Prolonged stress can cause neuronal loss in the hippocampus resulting in disinhibition of glutamatergic neurons proposed to enhance dopaminergic firing in subcortical regions including striatal areas. Supporting this, imaging studies show increased striatal dopamine release in response to psychosocial stress in healthy individuals with low childhood maternal care, individuals at clinical high risk for psychosis (CHR) and patients with schizophrenia. The prefrontal cortex (PFC) is connected to the hippocampus and a key region to control neurochemical responses to stressful stimuli.
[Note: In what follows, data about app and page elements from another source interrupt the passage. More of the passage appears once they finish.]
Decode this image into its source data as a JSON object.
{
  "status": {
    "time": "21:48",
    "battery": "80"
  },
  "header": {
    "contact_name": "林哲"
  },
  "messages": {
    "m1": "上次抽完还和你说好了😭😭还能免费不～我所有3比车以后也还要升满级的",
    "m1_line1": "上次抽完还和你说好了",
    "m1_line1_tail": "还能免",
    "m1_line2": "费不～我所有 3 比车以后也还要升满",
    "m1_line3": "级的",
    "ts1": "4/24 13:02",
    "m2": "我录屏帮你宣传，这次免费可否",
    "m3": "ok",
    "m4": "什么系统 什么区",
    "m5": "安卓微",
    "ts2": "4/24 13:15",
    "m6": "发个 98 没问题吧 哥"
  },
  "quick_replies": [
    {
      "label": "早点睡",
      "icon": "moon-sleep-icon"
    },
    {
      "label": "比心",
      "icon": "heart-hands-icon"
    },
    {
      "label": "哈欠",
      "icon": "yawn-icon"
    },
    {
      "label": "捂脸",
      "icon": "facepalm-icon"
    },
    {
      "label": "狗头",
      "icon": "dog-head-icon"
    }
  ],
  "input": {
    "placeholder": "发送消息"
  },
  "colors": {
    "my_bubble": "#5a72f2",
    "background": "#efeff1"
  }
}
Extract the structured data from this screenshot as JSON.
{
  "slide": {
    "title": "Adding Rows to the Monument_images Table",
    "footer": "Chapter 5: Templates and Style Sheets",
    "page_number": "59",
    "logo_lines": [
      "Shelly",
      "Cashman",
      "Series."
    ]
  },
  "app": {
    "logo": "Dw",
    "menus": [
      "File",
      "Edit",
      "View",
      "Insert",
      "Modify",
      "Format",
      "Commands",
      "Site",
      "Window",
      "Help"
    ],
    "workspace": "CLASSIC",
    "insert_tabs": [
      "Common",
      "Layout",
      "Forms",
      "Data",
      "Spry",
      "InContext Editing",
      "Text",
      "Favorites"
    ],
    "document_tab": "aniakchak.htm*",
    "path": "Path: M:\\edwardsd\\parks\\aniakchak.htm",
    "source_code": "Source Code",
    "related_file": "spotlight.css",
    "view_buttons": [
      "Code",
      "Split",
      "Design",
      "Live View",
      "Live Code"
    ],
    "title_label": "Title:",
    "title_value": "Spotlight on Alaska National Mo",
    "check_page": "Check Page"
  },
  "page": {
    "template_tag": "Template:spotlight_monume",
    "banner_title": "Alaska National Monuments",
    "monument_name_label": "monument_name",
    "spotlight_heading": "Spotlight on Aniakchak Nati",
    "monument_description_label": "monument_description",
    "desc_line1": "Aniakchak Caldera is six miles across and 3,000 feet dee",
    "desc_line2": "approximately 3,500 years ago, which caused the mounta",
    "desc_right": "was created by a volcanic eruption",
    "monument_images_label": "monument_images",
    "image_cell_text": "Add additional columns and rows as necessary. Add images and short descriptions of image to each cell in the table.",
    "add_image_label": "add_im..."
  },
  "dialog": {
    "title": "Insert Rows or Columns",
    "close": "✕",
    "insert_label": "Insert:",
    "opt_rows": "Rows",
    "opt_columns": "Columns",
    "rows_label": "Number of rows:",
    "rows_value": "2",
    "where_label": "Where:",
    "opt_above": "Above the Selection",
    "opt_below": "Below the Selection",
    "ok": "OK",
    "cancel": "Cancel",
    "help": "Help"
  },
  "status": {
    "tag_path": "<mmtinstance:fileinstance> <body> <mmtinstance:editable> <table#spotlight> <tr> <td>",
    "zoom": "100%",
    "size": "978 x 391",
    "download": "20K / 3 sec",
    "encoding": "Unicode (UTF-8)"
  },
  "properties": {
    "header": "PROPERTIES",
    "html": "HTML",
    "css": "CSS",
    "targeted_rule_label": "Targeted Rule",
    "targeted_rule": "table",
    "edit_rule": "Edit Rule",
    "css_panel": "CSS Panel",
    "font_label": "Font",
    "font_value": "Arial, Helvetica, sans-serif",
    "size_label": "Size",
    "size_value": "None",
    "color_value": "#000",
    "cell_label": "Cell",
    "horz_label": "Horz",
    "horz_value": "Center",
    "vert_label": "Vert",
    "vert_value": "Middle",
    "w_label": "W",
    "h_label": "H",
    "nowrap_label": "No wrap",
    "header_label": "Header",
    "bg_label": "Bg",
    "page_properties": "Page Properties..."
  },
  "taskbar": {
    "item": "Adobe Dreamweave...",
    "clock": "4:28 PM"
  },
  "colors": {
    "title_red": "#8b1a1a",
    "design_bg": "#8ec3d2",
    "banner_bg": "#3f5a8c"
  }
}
We recently reported a disrupted PFC dopamine-stress regulation in schizophrenia, which was intact in CHR. Given the available evidence on the link between psychosocial stress, PFC dopamine release and hippocampal immune activation in psychosis, we explored, for the first time in vivo, whether stress-induced PFC dopamine release is associated with hippocampal TSPO expression (a neuroimmune marker) in the psychosis spectrum. We used an overlapping sample of antipsychotic-naïve subjects with CHR (n = 6) and antipsychotic-free schizophrenia patients (n = 9) from our previously published studies, measuring PFC dopamine release induced by a psychosocial stress task with [11C]FLB457 positron emission tomography (PET) and TSPO expression with [18F]FEPPA PET. We observed that participants on the psychosis spectrum with lower stress-induced dopamine release in PFC had significantly higher TSPO expression in hippocampus (β = −2.39, SE = 0.96, F(1,11) = 6.17, p = 0.030). Additionally, we report a positive association between stress-induced PFC dopamine release, controlled for hippocampal TSPO expression, and Global Assessment of Functioning. This is the first exploration of the relationship between PFC dopamine release and hippocampal TSPO expression in vivo in humans.
All Science Journal Classification (ASJC) codes
- Psychiatry and Mental health
- Biological Psychiatry